Stuart Haszeldine, SCCS (Scottish Carbon Capture & Storage) said: “It has now become clear that announcements made by Chancellor George Osborne regarding energy innovation and support for low-carbon electricity were economical with the facts about support for Carbon Capture and Storage (CCS) in the UK.
“A focus on CCS research and development is not enough to deploy this essential climate change technology – project developers and others in the CCS community are united in their stance that large-scale projects are needed on the ground. Multiple analyses have demonstrated that this is a feasible and cost-effective method to decarbonise not just UK electricity, but also heat and industry, whilst driving improved efficiency.
“The UK government’s reliance on nuclear power to deliver our future electricity needs depends entirely on whether projects such as Hinckley Point can actually be delivered on time. All of the current three versions of this power plant under construction globally are taking double the anticipated timescales at treble the anticipated price. Small modular nuclear power, although promising, remains entirely unproven in a commercial supply setting. If new nuclear cannot be delivered at scale and on time, the UK runs the future risk, as of today, of becoming a distressed buyer of rapidly built gas power plant, which locks in UK carbon emissions for the next 40 years. To me, this does not look like prudent management.
“The new electricity supply landscape proposed by the Government, but a long way from being delivered, means all low-carbon electricity providers should be bidding into the supply market under equal terms. This means that low-carbon renewable providers must provide reliable ‘ firm’ power delivery and that CCS projects should receive the multiple underwriting and favourable contract benefits gifted to Hinkley and its successors. CCS can deliver this and it would be perverse to prevent it from doing so.”
“The cancellation also leads to questions about the compatibility of recent energy policy announcements with the UK’s legislated climate change targets.
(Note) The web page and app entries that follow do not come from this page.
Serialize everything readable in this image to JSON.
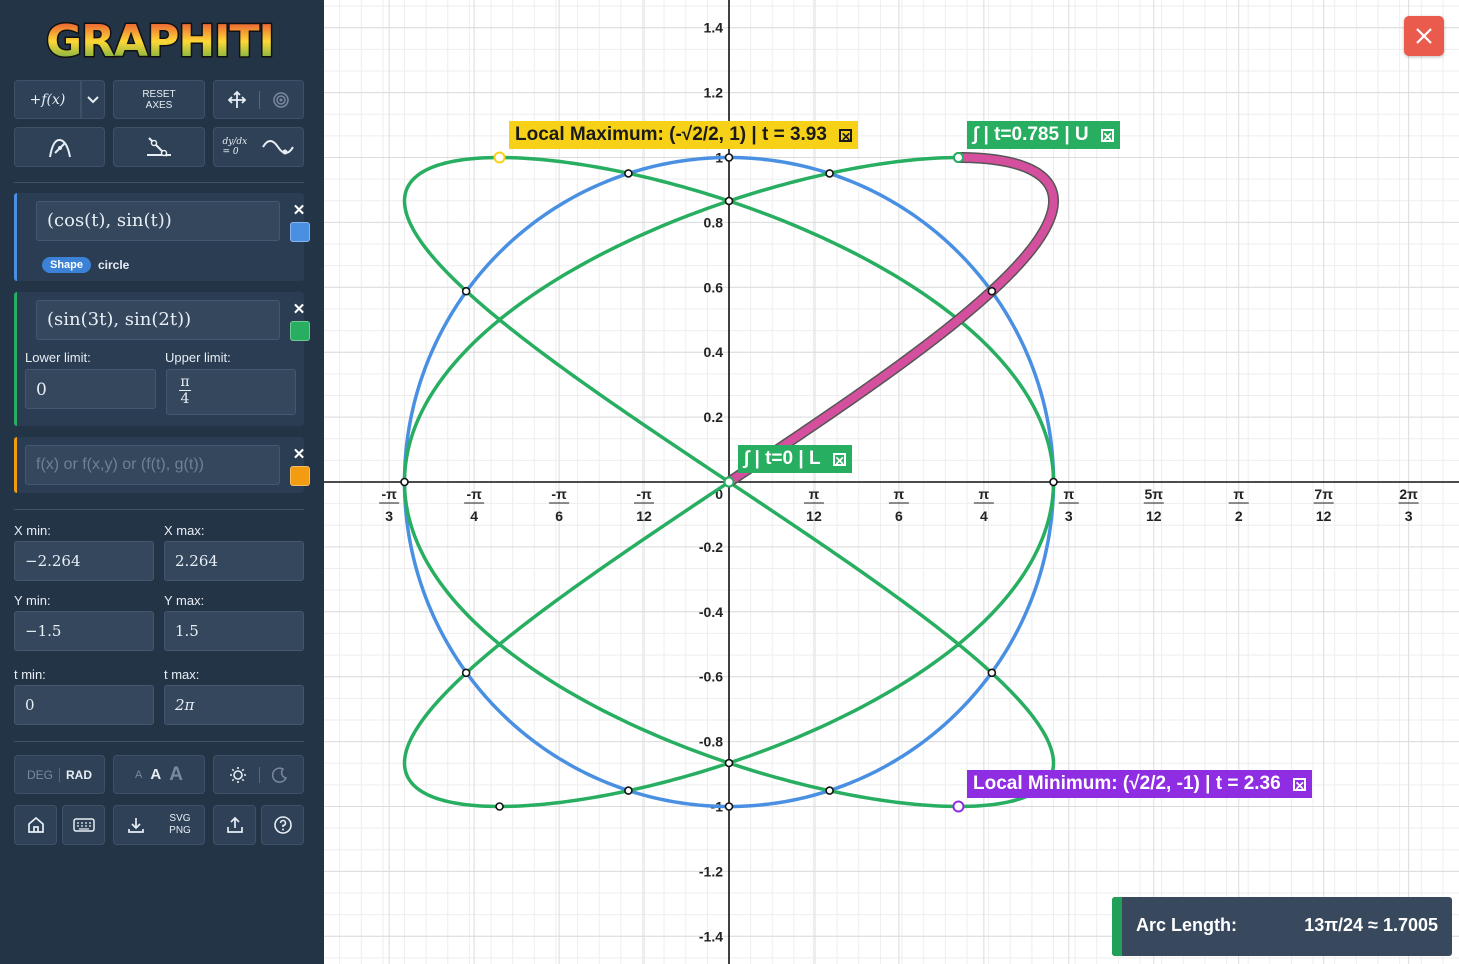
{
  "app": {
    "logo_text": "GRAPHITI"
  },
  "toolbar": {
    "add_function_label": "+f(x)",
    "reset_axes_label_1": "RESET",
    "reset_axes_label_2": "AXES",
    "move_icon": "move-arrows-icon",
    "target_icon": "target-icon",
    "curve_tool_icon": "curve-draw-icon",
    "tangent_tool_icon": "tangent-line-icon",
    "diff_eq_label": "dy/dx = 0",
    "wave_icon": "wave-curve-icon"
  },
  "expressions": [
    {
      "value": "(cos(t), sin(t))",
      "color": "#4a90e2",
      "shape_badge": "Shape",
      "shape_name": "circle"
    },
    {
      "value": "(sin(3t), sin(2t))",
      "color": "#27ae60",
      "lower_label": "Lower limit:",
      "lower_value": "0",
      "upper_label": "Upper limit:",
      "upper_value_num": "π",
      "upper_value_den": "4"
    },
    {
      "placeholder": "f(x) or f(x,y) or (f(t), g(t))",
      "color": "#f39c12"
    }
  ],
  "ranges": {
    "xmin_label": "X min:",
    "xmin": "−2.264",
    "xmax_label": "X max:",
    "xmax": "2.264",
    "ymin_label": "Y min:",
    "ymin": "−1.5",
    "ymax_label": "Y max:",
    "ymax": "1.5",
    "tmin_label": "t min:",
    "tmin": "0",
    "tmax_label": "t max:",
    "tmax": "2π"
  },
  "bottom_toolbar": {
    "deg": "DEG",
    "rad": "RAD",
    "font_small": "A",
    "font_med": "A",
    "font_large": "A",
    "svg_label": "SVG",
    "png_label": "PNG"
  },
  "graph": {
    "x_ticks": [
      {
        "num": "-π",
        "den": "3"
      },
      {
        "num": "-π",
        "den": "4"
      },
      {
        "num": "-π",
        "den": "6"
      },
      {
        "num": "-π",
        "den": "12"
      },
      {
        "num": "π",
        "den": "12"
      },
      {
        "num": "π",
        "den": "6"
      },
      {
        "num": "π",
        "den": "4"
      },
      {
        "num": "π",
        "den": "3"
      },
      {
        "num": "5π",
        "den": "12"
      },
      {
        "num": "π",
        "den": "2"
      },
      {
        "num": "7π",
        "den": "12"
      },
      {
        "num": "2π",
        "den": "3"
      }
    ],
    "origin_label": "0",
    "y_ticks": [
      "1.4",
      "1.2",
      "1",
      "0.8",
      "0.6",
      "0.4",
      "0.2",
      "-0.2",
      "-0.4",
      "-0.6",
      "-0.8",
      "-1",
      "-1.2",
      "-1.4"
    ]
  },
  "annotations": {
    "local_max": {
      "text": "Local Maximum: (-√2/2, 1) | t = 3.93",
      "color": "#f7d117"
    },
    "integral_upper": {
      "text": "∫ | t=0.785 | U",
      "color": "#27ae60"
    },
    "integral_lower": {
      "text": "∫ | t=0 | L",
      "color": "#27ae60"
    },
    "local_min": {
      "text": "Local Minimum: (√2/2, -1) | t = 2.36",
      "color": "#8e2de2"
    }
  },
  "arc_length": {
    "label": "Arc Length:",
    "value": "13π/24 ≈ 1.7005"
  },
  "close_icon": "close-x-icon"
}
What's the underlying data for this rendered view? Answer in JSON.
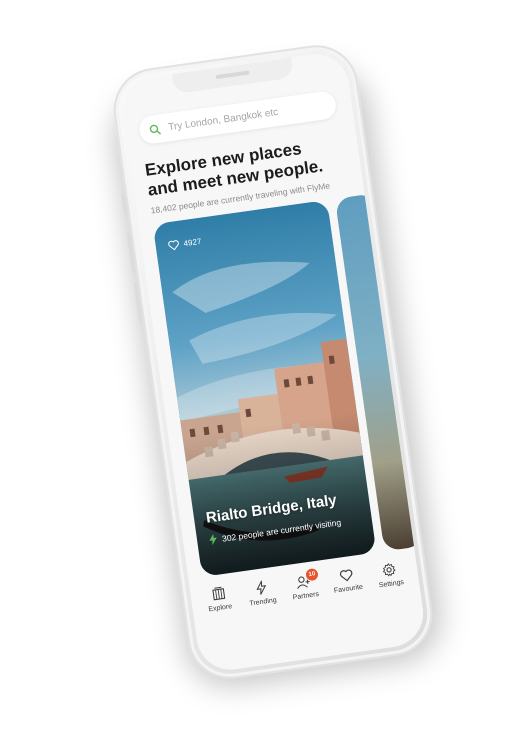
{
  "search": {
    "placeholder": "Try London, Bangkok etc"
  },
  "header": {
    "title_line1": "Explore new places",
    "title_line2": "and meet new people.",
    "subtitle": "18,402 people are currently traveling with FlyMe"
  },
  "card": {
    "likes": "4927",
    "title": "Rialto Bridge, Italy",
    "visitors": "302 people are currently visiting"
  },
  "tabs": [
    {
      "label": "Explore",
      "icon": "explore-icon"
    },
    {
      "label": "Trending",
      "icon": "lightning-icon"
    },
    {
      "label": "Partners",
      "icon": "user-add-icon",
      "badge": "10"
    },
    {
      "label": "Favourite",
      "icon": "heart-icon"
    },
    {
      "label": "Settings",
      "icon": "gear-icon"
    }
  ],
  "colors": {
    "accent": "#5cb85c",
    "badge": "#e8542f",
    "title": "#1c1c1c"
  }
}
Without CCS available, the government’s plans to use gas as a ‘bridge’ to a low carbon future will have much more limited mileage in the medium term,” added Prof Jim Watson, director of the UK Energy Research Centre.
We will feature full coverage of relevant aspects of the Autumn Statement and Spending Review on the website tomorrow.